<<<<

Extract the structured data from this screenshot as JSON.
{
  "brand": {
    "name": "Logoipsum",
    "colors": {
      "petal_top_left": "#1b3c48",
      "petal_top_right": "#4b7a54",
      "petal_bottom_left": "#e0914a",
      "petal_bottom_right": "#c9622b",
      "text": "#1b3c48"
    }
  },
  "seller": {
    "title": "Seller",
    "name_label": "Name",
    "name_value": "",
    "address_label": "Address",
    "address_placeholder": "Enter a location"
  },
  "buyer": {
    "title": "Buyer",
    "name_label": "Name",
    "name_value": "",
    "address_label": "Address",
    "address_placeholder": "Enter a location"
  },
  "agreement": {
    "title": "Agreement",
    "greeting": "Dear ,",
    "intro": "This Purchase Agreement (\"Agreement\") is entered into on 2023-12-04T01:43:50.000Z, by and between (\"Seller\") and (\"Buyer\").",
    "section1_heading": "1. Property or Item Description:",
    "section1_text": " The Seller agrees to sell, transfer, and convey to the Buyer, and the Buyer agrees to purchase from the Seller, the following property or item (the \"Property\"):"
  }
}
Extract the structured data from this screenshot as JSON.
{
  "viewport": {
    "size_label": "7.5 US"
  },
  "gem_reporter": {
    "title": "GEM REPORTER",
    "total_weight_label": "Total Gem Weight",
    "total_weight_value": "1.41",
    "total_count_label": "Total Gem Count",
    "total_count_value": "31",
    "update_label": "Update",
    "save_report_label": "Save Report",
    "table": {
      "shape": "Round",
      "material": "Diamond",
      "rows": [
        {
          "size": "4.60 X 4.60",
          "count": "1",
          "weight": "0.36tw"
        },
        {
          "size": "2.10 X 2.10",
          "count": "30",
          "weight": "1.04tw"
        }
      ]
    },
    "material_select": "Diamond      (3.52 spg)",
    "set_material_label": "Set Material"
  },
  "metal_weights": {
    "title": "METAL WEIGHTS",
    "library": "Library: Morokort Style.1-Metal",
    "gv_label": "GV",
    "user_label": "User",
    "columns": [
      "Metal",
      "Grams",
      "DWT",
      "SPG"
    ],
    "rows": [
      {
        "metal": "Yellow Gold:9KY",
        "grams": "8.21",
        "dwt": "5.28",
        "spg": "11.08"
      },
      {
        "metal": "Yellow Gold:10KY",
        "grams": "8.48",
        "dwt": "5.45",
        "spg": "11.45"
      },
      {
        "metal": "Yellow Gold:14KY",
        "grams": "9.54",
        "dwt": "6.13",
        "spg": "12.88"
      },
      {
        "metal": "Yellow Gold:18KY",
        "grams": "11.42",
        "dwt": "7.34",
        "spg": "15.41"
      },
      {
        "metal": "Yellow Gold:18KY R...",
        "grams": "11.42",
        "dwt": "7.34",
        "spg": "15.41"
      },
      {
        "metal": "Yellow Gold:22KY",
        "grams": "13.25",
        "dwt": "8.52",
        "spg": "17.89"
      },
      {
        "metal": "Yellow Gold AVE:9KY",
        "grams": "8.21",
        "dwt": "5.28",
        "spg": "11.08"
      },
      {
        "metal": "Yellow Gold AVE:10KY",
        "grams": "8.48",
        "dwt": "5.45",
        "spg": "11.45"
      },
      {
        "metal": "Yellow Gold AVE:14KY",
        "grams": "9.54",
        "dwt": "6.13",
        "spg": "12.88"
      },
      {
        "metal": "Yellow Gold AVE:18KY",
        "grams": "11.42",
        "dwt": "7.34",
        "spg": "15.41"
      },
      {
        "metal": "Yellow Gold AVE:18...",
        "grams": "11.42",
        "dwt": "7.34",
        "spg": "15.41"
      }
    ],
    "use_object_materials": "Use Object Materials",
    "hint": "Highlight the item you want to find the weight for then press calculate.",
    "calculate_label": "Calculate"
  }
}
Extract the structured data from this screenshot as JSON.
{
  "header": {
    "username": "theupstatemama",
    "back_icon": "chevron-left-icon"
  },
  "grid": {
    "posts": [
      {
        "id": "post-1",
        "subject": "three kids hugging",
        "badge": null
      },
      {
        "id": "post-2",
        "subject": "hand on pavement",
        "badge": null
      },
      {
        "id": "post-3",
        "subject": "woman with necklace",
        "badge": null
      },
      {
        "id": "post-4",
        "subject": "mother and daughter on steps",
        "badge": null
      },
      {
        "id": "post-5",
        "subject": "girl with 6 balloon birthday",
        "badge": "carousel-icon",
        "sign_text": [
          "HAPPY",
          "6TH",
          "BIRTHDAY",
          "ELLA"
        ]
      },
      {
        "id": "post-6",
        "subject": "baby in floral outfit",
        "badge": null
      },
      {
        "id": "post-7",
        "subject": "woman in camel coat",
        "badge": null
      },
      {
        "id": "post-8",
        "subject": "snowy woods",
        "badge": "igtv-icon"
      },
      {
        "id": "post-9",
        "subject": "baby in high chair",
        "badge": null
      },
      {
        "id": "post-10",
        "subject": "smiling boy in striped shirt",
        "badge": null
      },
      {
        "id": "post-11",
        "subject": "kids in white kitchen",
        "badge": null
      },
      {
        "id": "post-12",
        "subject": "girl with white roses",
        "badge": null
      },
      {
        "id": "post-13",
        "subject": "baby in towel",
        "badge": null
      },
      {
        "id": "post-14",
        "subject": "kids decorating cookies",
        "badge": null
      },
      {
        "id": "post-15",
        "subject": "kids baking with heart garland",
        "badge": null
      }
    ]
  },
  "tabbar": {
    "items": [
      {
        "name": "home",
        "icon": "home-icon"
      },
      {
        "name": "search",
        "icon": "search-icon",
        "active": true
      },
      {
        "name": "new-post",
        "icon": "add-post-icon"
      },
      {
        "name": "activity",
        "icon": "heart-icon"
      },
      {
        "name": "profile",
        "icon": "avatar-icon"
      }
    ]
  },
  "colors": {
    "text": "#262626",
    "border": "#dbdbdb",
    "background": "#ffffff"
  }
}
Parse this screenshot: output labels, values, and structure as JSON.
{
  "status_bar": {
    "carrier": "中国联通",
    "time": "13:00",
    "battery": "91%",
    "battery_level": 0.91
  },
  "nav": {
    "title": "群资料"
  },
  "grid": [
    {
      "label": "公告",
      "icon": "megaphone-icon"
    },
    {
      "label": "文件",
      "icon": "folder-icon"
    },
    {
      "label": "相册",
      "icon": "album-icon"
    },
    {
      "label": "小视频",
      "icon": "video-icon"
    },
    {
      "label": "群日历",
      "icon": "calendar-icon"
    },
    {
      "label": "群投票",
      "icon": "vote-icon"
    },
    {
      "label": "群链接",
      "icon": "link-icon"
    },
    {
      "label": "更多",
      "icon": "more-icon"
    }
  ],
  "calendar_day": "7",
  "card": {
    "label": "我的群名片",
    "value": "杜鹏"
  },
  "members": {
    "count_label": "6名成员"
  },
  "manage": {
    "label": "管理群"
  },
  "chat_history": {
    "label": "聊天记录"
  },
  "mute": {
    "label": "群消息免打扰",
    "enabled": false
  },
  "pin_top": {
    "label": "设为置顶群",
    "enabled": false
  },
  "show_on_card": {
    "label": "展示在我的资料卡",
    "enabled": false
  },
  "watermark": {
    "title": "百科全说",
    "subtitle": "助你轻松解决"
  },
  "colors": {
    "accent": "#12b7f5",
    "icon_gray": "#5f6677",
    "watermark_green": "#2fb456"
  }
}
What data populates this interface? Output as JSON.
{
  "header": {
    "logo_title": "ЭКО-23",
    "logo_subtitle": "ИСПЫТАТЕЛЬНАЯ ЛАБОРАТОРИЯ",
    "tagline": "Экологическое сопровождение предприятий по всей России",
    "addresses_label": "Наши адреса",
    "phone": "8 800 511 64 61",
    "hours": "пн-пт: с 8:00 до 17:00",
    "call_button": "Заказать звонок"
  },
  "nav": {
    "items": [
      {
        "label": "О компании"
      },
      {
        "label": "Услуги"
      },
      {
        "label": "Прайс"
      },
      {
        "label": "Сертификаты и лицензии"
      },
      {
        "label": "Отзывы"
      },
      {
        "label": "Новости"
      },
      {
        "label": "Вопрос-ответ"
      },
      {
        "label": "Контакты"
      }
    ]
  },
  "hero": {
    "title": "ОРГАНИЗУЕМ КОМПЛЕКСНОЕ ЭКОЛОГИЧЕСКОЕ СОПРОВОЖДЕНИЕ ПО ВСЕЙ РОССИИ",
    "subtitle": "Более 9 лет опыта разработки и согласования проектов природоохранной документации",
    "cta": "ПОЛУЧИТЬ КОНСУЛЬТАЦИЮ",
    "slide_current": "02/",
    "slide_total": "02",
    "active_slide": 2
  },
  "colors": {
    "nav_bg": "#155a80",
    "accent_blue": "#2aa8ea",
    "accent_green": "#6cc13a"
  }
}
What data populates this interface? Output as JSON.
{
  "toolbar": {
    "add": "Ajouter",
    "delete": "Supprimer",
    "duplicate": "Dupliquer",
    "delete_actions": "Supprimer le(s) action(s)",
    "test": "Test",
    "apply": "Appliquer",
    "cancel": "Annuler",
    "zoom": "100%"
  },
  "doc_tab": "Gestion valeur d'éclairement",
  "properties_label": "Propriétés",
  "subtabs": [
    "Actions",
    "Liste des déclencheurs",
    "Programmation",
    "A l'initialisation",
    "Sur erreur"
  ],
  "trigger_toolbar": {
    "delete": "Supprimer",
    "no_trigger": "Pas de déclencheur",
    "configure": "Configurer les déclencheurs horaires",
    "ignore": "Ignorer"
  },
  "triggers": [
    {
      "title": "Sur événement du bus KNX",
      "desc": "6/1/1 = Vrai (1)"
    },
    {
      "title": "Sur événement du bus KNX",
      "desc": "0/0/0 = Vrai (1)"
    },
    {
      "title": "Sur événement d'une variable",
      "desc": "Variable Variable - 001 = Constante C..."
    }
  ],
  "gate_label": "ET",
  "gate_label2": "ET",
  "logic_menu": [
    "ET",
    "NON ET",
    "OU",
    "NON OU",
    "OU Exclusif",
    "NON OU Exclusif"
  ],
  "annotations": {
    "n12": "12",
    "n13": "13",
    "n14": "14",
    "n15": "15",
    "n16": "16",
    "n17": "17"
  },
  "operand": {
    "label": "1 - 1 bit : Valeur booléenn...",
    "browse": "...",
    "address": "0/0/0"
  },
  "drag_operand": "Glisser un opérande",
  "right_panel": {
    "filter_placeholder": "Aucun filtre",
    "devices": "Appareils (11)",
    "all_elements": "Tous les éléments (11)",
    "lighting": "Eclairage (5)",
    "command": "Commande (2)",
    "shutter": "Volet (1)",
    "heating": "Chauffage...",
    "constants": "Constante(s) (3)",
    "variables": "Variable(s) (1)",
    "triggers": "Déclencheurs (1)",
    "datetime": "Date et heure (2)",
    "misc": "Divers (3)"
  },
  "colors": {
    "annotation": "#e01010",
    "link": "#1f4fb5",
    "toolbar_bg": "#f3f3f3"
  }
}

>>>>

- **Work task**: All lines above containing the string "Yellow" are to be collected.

- **Task response**:
        "metal": "Yellow Gold:9KY",
        "metal": "Yellow Gold:10KY",
        "metal": "Yellow Gold:14KY",
        "metal": "Yellow Gold:18KY",
        "metal": "Yellow Gold:18KY R...",
        "metal": "Yellow Gold:22KY",
        "metal": "Yellow Gold AVE:9KY",
        "metal": "Yellow Gold AVE:10KY",
        "metal": "Yellow Gold AVE:14KY",
        "metal": "Yellow Gold AVE:18KY",
        "metal": "Yellow Gold AVE:18...",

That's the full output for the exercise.